Tags: abstract algebra, community, Conferences, Elementary Education, IBL, Math 121, math 331, Pedagogy, Peer Instruction

June 27, 2013 at 9:59 pm |

Bret. Can you elaborate on #4 a bit? Would this be like providing a high-level overview before the students present the gory details?

June 28, 2013 at 3:58 pm |

Hi Joss,

Item #4 might be pretty specific to mathematics. Methods of teaching that are close to the Moore Method (which I am implicitly describing right now) create an outline theorems to prove, axioms, and definitions for the semester, then spend most of the class time having students present their proofs. I didn’t do this particular one, but one example might the Fundamental Theorem of Calculus:

FToC: If f is a “nice enough function,”

1. d/dx \int_a^x f(t) dt = f(x) 2. \int_a^b f'(x) dx = f(b)-f(a).

Students would try to prove this, and then (at least) one student would present her proof in class.

Here is what I was doing: I would say, “Joss: would you like to prove the Fundamental Theorem of Calculus?” You would say “yes,” you would state what the theorem says, and you would present your proof. We would answer questions that the audience has about your proof, discuss whether it was valid, and move on with our lives.

Here is what I should be doing: “Kentavious: could you please read what the Fundamental Theorem of Calculus says?” KCP would read it, I would lead a small discussion about how to think of the FTC, what the significance is, and answer any questions about the statement of the theorem. Then I would say, “Joss: would you like to prove the Fundamental Theorem of Calculus?” And we would proceed as above.

This can’t help but get more students to follow and care your proof, and it would help students understand what the class was about.

I am a little embarrassed that I wasn’t doing that before, but so it goes.

Does this makes sense? Bret

On Thu, Jun 27, 2013 at 4:59 PM, Solvable by Radicals

June 28, 2013 at 4:20 pm

Makes complete sense. I struggle with similar things. Ideally I would take the time to have discussions with the students about where the current topic fit into the conceptual framework of the course or larger topic, both before and after working on the gory details of a clicker question, example or whiteboard problem. But I usually focus all my attention on the gory details and forget about the larger conceptual narrative. The first step to solving a problem is admitting that there is a problem!

June 28, 2013 at 4:28 pm

You put my problem into words perfectly: “I wasn’t focusing on the ‘big picture’ enough.”

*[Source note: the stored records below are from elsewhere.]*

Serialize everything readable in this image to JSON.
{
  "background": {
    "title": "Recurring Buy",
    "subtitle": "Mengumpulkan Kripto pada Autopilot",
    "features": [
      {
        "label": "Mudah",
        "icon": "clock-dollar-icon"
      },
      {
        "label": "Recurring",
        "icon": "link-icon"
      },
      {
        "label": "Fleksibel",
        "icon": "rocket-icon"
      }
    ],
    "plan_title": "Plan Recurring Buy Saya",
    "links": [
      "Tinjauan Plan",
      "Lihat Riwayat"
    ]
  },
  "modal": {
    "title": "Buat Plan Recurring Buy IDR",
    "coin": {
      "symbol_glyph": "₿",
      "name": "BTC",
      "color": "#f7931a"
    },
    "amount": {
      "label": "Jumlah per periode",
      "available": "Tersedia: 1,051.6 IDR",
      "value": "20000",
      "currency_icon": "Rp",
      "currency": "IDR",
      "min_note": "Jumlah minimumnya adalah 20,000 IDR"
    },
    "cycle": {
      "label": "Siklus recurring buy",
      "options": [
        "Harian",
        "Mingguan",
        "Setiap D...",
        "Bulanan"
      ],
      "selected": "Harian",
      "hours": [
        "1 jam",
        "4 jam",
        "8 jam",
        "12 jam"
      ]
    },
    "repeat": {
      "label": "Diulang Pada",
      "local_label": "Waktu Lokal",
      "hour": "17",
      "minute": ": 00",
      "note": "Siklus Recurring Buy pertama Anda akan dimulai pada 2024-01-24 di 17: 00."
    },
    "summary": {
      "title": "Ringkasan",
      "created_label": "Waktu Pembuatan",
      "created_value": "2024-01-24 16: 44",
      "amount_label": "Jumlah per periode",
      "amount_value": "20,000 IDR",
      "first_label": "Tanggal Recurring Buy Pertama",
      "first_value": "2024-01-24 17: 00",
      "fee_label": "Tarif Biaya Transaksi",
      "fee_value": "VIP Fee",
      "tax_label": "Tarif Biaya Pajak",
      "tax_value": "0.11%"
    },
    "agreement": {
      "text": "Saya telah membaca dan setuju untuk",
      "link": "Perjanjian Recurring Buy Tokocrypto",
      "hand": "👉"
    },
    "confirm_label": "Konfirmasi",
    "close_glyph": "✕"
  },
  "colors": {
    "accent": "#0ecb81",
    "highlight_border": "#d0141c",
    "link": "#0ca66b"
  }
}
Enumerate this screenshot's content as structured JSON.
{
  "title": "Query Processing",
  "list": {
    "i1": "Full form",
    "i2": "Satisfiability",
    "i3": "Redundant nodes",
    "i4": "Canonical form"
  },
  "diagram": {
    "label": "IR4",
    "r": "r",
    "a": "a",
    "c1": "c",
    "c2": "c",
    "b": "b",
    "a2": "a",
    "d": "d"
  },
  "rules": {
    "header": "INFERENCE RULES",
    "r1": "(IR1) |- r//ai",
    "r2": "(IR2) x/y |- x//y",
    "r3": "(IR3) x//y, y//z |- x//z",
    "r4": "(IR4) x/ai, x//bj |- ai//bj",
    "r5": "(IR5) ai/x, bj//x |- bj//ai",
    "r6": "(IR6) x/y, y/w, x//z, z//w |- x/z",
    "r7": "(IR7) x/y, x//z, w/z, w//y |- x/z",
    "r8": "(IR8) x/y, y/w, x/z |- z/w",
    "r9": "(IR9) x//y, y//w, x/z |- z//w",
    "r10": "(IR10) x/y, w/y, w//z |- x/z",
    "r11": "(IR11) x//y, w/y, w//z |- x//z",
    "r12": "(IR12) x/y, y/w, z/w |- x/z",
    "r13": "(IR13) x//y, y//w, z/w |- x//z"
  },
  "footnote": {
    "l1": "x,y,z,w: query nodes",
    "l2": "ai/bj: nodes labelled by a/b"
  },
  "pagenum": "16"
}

On Fri, Jun 28, 2013 at 11:20 AM, Solvable by Radicals

July 1, 2013 at 10:43 pm |

Hi Bret! Nice meeting you at the conference š

One way to incorporate students reading the book is to use an IBL book. I’d highly recommend checking out Carol Schumacher’s Chapter Zero and Closer and Closer to see what an IBL text looks like. The activities and examples are distributed throughout the text so the students are actively working through things as they read.

As far as having students referee proofs, if you are ever interested in having a cross-institutional referee thing (a la Angie Hodge, Dana Ernst, and Andy Schultz), I’m sure someone here at Loras would be interested in pairing up!

July 2, 2013 at 2:35 pm |

Hello!

I will be strongly considering

Chapter Zerowhen I teach our introduction to proofs course. That looks great.Thanks for the offer for the cross-institutional refereeing project. Frankly, I wasn’t even considering the “cross-institutional” part. But I will now!

It was great meeting you, too!

Bret

July 29, 2013 at 3:25 am

Chapter Zero is a great book. It’s what I used for my very first IBL course (as a teacher). I’d love to talk you into using my intro to proof notes, which are free and you can modify them as you see fit. You can find the source here:

https://github.com/dcernst/IBL-IntroToProof

Also, if you and Susan end up doing some cross-institutional peer review, let me know.

August 3, 2013 at 2:32 pm

Hi Dana,

I will DEFINITELY be looking at your notes when I teach the introduction to proof course (I just downloaded them). In fact, I might even request that I teach it next year. Bret

On Sun, Jul 28, 2013 at 10:25 PM, Solvable by Radicals